- **What to work on**:
In the response, each entry below should appear again exactly as given.

- **Data extract**:
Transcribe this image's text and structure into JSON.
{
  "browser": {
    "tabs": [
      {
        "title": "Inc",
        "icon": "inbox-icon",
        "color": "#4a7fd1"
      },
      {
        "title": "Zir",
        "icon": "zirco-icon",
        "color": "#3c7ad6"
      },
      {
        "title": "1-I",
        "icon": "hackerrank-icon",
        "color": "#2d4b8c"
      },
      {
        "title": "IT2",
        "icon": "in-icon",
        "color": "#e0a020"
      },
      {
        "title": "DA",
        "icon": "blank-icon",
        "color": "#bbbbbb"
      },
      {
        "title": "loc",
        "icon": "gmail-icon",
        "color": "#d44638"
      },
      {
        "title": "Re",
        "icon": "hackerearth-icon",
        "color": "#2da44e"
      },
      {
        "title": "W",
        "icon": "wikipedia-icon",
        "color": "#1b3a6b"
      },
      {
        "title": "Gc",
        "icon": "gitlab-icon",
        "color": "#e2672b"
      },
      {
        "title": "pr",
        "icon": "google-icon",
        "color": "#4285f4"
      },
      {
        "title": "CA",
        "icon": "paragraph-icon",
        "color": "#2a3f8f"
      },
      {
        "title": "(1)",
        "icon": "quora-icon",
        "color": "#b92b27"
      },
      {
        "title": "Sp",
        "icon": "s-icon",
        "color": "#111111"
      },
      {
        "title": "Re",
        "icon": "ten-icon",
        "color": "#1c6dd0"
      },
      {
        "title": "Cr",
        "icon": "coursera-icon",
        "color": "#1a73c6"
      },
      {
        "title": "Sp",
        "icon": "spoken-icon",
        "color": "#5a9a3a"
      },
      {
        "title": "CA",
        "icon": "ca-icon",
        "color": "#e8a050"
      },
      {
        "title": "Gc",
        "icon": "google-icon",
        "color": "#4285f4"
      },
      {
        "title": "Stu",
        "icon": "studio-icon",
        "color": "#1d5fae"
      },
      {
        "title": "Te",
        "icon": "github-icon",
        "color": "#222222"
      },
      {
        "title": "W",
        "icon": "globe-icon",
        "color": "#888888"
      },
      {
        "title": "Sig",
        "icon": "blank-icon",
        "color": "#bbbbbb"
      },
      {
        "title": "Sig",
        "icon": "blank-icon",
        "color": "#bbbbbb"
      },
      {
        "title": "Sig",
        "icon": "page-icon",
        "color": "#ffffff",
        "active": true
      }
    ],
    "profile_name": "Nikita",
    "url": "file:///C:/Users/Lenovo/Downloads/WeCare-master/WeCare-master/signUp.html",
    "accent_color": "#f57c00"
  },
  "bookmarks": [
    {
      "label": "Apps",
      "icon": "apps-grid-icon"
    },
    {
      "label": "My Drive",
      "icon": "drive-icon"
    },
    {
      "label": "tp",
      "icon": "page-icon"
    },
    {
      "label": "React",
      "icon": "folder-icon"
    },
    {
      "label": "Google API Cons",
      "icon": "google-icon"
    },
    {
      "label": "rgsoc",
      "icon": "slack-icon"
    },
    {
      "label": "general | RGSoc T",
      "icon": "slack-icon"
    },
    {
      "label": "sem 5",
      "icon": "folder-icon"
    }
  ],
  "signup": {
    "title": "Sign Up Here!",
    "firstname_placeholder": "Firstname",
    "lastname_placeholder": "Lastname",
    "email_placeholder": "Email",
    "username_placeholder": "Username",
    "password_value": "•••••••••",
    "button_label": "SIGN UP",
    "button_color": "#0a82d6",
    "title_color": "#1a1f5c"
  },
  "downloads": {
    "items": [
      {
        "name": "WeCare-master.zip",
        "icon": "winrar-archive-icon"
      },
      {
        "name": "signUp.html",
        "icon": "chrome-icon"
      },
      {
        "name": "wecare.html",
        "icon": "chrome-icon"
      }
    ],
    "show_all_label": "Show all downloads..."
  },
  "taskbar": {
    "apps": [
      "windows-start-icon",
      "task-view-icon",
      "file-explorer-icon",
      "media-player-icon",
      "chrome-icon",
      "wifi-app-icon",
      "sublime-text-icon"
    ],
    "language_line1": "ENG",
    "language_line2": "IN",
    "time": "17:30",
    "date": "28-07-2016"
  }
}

- **Answer area**:
Transcribe this image's text and structure into JSON.
{
  "browser": {
    "tabs": [
      {
        "title": "Inc",
        "icon": "inbox-icon",
        "color": "#4a7fd1"
      },
      {
        "title": "Zir",
        "icon": "zirco-icon",
        "color": "#3c7ad6"
      },
      {
        "title": "1-I",
        "icon": "hackerrank-icon",
        "color": "#2d4b8c"
      },
      {
        "title": "IT2",
        "icon": "in-icon",
        "color": "#e0a020"
      },
      {
        "title": "DA",
        "icon": "blank-icon",
        "color": "#bbbbbb"
      },
      {
        "title": "loc",
        "icon": "gmail-icon",
        "color": "#d44638"
      },
      {
        "title": "Re",
        "icon": "hackerearth-icon",
        "color": "#2da44e"
      },
      {
        "title": "W",
        "icon": "wikipedia-icon",
        "color": "#1b3a6b"
      },
      {
        "title": "Gc",
        "icon": "gitlab-icon",
        "color": "#e2672b"
      },
      {
        "title": "pr",
        "icon": "google-icon",
        "color": "#4285f4"
      },
      {
        "title": "CA",
        "icon": "paragraph-icon",
        "color": "#2a3f8f"
      },
      {
        "title": "(1)",
        "icon": "quora-icon",
        "color": "#b92b27"
      },
      {
        "title": "Sp",
        "icon": "s-icon",
        "color": "#111111"
      },
      {
        "title": "Re",
        "icon": "ten-icon",
        "color": "#1c6dd0"
      },
      {
        "title": "Cr",
        "icon": "coursera-icon",
        "color": "#1a73c6"
      },
      {
        "title": "Sp",
        "icon": "spoken-icon",
        "color": "#5a9a3a"
      },
      {
        "title": "CA",
        "icon": "ca-icon",
        "color": "#e8a050"
      },
      {
        "title": "Gc",
        "icon": "google-icon",
        "color": "#4285f4"
      },
      {
        "title": "Stu",
        "icon": "studio-icon",
        "color": "#1d5fae"
      },
      {
        "title": "Te",
        "icon": "github-icon",
        "color": "#222222"
      },
      {
        "title": "W",
        "icon": "globe-icon",
        "color": "#888888"
      },
      {
        "title": "Sig",
        "icon": "blank-icon",
        "color": "#bbbbbb"
      },
      {
        "title": "Sig",
        "icon": "blank-icon",
        "color": "#bbbbbb"
      },
      {
        "title": "Sig",
        "icon": "page-icon",
        "color": "#ffffff",
        "active": true
      }
    ],
    "profile_name": "Nikita",
    "url": "file:///C:/Users/Lenovo/Downloads/WeCare-master/WeCare-master/signUp.html",
    "accent_color": "#f57c00"
  },
  "bookmarks": [
    {
      "label": "Apps",
      "icon": "apps-grid-icon"
    },
    {
      "label": "My Drive",
      "icon": "drive-icon"
    },
    {
      "label": "tp",
      "icon": "page-icon"
    },
    {
      "label": "React",
      "icon": "folder-icon"
    },
    {
      "label": "Google API Cons",
      "icon": "google-icon"
    },
    {
      "label": "rgsoc",
      "icon": "slack-icon"
    },
    {
      "label": "general | RGSoc T",
      "icon": "slack-icon"
    },
    {
      "label": "sem 5",
      "icon": "folder-icon"
    }
  ],
  "signup": {
    "title": "Sign Up Here!",
    "firstname_placeholder": "Firstname",
    "lastname_placeholder": "Lastname",
    "email_placeholder": "Email",
    "username_placeholder": "Username",
    "password_value": "•••••••••",
    "button_label": "SIGN UP",
    "button_color": "#0a82d6",
    "title_color": "#1a1f5c"
  },
  "downloads": {
    "items": [
      {
        "name": "WeCare-master.zip",
        "icon": "winrar-archive-icon"
      },
      {
        "name": "signUp.html",
        "icon": "chrome-icon"
      },
      {
        "name": "wecare.html",
        "icon": "chrome-icon"
      }
    ],
    "show_all_label": "Show all downloads..."
  },
  "taskbar": {
    "apps": [
      "windows-start-icon",
      "task-view-icon",
      "file-explorer-icon",
      "media-player-icon",
      "chrome-icon",
      "wifi-app-icon",
      "sublime-text-icon"
    ],
    "language_line1": "ENG",
    "language_line2": "IN",
    "time": "17:30",
    "date": "28-07-2016"
  }
}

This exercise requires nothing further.